"Siberia" is one of the best stories in this short collection. The narrator’s father recalls memories from his childhood about his mother who had returned from exile in Siberia during the war to find her husband now with a live-in mistress. Left for dead, the narrator’s mother finds her way home amidst post-war rubble. The narrator's tells of how his mother returned, atop a milk-truck back to their home to re-claim her family from his father’s mistress, recalling his first memory of her. “She smelled of vanilla. As filthy as she was she smelled of vanilla.” The mother’s verve for life had all but sucked the life right out of the father. One part happy and two parts broken by the return of his wife and the manner in which she removed his mistress from their home, the father slowly retreats into nothingness. While the mistress was never the equivalent to his wife, the father did treasure some of his memories with her. In the end, he never really recovered from her return, and as he became ill later in life, he resisted her. “With his last breath he was still pushing away (her) hand.”
What is interesting about this collection is that submissiveness, mental and physical abuse, even psychosis all feature prominently as themes and thus affecting the mood of each story, yet Erpenbeck manages to not over-do it. The other three stories all deal with memory. Either with the recovery or loss of it. "Sand" is an extremely touching account of a girl’s account of her failing grandmother as she becomes forgetful and weak. Each day she spends with her Grandmother she observes her distinct dissent into senility. And while the Grandmother’s actions become even stranger as time progresses, she keeps a youthful laughter that the girl decides must be her own laughter inhabiting her grandmother.
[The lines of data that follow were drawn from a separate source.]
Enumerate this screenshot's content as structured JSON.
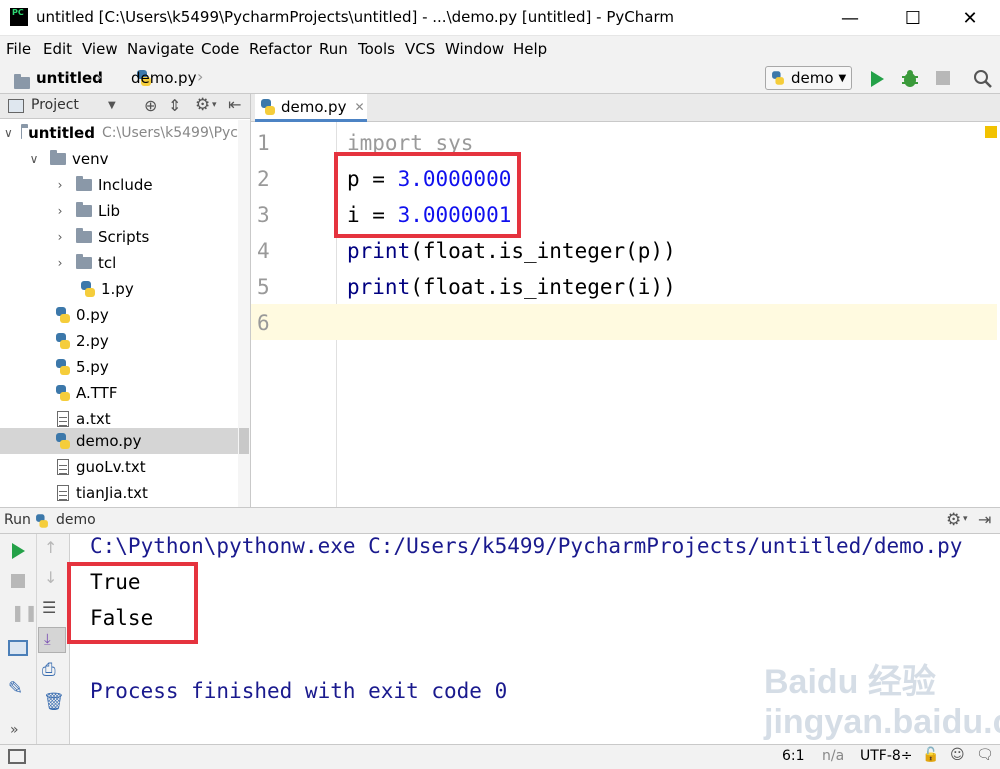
{
  "window": {
    "title": "untitled [C:\\Users\\k5499\\PycharmProjects\\untitled] - ...\\demo.py [untitled] - PyCharm",
    "logo_text": "PC"
  },
  "menu": [
    "File",
    "Edit",
    "View",
    "Navigate",
    "Code",
    "Refactor",
    "Run",
    "Tools",
    "VCS",
    "Window",
    "Help"
  ],
  "breadcrumb": {
    "project": "untitled",
    "file": "demo.py"
  },
  "run_config": "demo",
  "project_panel": {
    "title": "Project",
    "root": {
      "name": "untitled",
      "path": "C:\\Users\\k5499\\Pyc"
    },
    "items": [
      {
        "name": "venv",
        "type": "folder"
      },
      {
        "name": "Include",
        "type": "folder"
      },
      {
        "name": "Lib",
        "type": "folder"
      },
      {
        "name": "Scripts",
        "type": "folder"
      },
      {
        "name": "tcl",
        "type": "folder"
      },
      {
        "name": "1.py",
        "type": "py"
      },
      {
        "name": "0.py",
        "type": "py"
      },
      {
        "name": "2.py",
        "type": "py"
      },
      {
        "name": "5.py",
        "type": "py"
      },
      {
        "name": "A.TTF",
        "type": "py"
      },
      {
        "name": "a.txt",
        "type": "txt"
      },
      {
        "name": "demo.py",
        "type": "py",
        "selected": true
      },
      {
        "name": "guoLv.txt",
        "type": "txt"
      },
      {
        "name": "tianJia.txt",
        "type": "txt"
      }
    ]
  },
  "editor": {
    "tab": "demo.py",
    "line_numbers": [
      "1",
      "2",
      "3",
      "4",
      "5",
      "6"
    ],
    "lines": {
      "l1": "import sys",
      "l2_var": "p = ",
      "l2_val": "3.0000000",
      "l3_var": "i = ",
      "l3_val": "3.0000001",
      "l4_fn": "print",
      "l4_rest": "(float.is_integer(p))",
      "l5_fn": "print",
      "l5_rest": "(float.is_integer(i))"
    }
  },
  "run_panel": {
    "label": "Run",
    "config": "demo",
    "command": "C:\\Python\\pythonw.exe C:/Users/k5499/PycharmProjects/untitled/demo.py",
    "output": [
      "True",
      "False"
    ],
    "finished": "Process finished with exit code 0"
  },
  "status_bar": {
    "position": "6:1",
    "line_sep": "n/a",
    "encoding": "UTF-8÷"
  },
  "watermark": "Baidu 经验 jingyan.baidu.com"
}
Erpenbeck captures how vital language is to their relationship whether it’s spoken, written or sung. “Then she (the grandmother) gives me sentences to speak, putting stones in my mouth so my tongue will learn to curl its way around all obstacles.”
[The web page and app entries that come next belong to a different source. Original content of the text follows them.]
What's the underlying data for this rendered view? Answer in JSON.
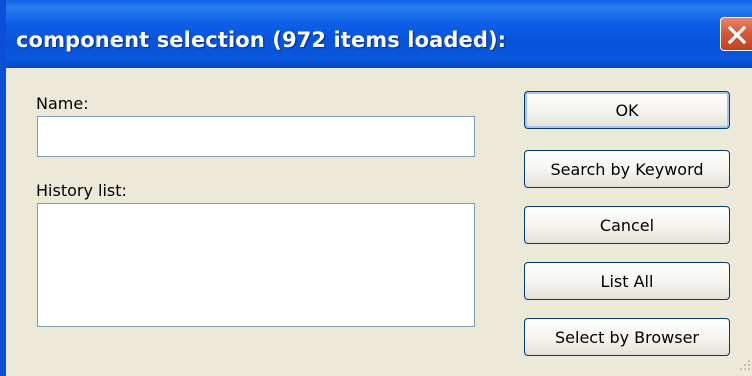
{
  "window": {
    "title": "component selection (972 items loaded):",
    "close_icon": "close-x-icon"
  },
  "form": {
    "name_label": "Name:",
    "name_value": "",
    "history_label": "History list:",
    "history_items": []
  },
  "buttons": {
    "ok": "OK",
    "search_by_keyword": "Search by Keyword",
    "cancel": "Cancel",
    "list_all": "List All",
    "select_by_browser": "Select by Browser"
  },
  "colors": {
    "titlebar": "#0a56dd",
    "close_button": "#d55b3a",
    "dialog_bg": "#ece9d8",
    "field_border": "#7f9db9",
    "button_border": "#003c74"
  }
}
In Hale and Hallowed, we meet Maria Kainbaher who attempts to find a friend from 50 years prior to see if they can rekindle a friendship from long ago. Maria sets out on a long journey (for an old woman) to find her friend Gertrud by walking the roads of town until she finally reaches her. “She knows that her bones are more durable than those of other people, and it doesn’t surprise her that a body growing older, begins to gravitate toward the earth in which it will soon be buried.” Unfortunately, Erpenbeck cuts this story short with an unexpected ending.
Jenny Erpenbeck’s collection of stories enter into landscapes surreal and often fairytale-esque. Her prose can be dark and the stories eccentric. The collection is extremely dense and heavy yet, handled with precision and great detail. Each of her stories provide a peek at the political rumblings that shape some of the language in her stories. Redeeming in so many ways, Jenny Erpenbeck and her stories have found their way into American hands and its true there is not a word or a phrase that’s been lost in translation.
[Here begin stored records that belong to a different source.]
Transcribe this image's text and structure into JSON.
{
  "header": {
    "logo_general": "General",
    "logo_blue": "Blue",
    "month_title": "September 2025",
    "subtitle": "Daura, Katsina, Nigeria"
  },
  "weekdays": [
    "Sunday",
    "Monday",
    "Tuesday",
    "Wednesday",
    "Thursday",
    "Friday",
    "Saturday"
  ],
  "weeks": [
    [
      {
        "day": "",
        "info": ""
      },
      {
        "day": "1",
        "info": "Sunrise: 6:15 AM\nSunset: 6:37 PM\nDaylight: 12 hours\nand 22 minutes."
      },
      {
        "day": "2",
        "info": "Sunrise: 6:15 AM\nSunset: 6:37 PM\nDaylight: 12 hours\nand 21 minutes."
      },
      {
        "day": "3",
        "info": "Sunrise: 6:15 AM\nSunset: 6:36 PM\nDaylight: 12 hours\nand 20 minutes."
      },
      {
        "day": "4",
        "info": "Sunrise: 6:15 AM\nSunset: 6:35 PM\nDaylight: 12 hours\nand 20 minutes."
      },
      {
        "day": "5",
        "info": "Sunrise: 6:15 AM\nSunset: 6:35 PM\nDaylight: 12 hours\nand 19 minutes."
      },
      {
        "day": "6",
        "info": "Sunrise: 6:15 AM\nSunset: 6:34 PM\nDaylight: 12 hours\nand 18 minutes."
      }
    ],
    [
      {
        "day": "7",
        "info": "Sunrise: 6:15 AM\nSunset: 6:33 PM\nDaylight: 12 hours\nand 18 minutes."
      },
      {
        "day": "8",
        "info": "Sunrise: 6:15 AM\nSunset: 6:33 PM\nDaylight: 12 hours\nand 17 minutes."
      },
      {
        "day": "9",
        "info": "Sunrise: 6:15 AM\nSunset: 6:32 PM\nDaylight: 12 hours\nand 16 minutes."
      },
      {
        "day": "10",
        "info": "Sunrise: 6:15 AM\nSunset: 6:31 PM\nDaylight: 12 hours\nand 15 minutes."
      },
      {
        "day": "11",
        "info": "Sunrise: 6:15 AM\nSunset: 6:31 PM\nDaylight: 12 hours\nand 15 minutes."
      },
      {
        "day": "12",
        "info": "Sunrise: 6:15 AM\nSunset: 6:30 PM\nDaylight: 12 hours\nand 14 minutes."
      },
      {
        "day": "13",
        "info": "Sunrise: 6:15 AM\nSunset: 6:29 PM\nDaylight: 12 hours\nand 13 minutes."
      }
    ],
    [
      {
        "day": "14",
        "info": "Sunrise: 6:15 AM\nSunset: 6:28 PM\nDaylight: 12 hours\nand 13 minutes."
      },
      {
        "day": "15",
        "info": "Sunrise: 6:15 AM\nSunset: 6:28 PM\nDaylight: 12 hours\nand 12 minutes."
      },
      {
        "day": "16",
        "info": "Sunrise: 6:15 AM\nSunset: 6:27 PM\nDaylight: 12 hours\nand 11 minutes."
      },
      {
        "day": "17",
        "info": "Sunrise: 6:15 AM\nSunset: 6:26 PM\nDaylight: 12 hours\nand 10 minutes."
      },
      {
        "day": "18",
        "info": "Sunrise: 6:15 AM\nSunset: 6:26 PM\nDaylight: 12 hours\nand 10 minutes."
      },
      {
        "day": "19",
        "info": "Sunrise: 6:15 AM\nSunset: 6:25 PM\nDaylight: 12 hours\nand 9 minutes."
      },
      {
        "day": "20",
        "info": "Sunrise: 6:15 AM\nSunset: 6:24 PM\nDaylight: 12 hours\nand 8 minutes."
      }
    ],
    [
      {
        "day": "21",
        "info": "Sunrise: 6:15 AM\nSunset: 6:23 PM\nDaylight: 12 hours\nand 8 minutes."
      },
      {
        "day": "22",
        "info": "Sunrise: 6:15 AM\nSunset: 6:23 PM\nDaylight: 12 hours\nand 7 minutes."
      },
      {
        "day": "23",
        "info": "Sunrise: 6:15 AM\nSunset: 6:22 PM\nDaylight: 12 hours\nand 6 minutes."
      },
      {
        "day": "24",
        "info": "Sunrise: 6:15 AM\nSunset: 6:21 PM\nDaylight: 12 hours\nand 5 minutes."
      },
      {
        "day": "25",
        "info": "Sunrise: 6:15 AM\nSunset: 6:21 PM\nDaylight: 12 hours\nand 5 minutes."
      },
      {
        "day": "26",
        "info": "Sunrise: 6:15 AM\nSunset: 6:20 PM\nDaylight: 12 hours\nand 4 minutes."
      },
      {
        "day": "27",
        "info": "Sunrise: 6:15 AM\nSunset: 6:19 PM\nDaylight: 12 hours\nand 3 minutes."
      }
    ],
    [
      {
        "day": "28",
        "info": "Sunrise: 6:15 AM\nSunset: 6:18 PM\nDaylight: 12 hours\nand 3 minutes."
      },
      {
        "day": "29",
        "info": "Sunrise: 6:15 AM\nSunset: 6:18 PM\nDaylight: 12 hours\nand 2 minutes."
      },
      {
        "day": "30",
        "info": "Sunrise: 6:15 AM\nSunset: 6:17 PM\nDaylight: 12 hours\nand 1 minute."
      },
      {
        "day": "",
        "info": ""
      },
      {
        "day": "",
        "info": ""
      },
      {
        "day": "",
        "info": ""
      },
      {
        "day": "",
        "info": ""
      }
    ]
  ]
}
The Old Child & Other Stories by Jenny Erpenbeck
New Directions Press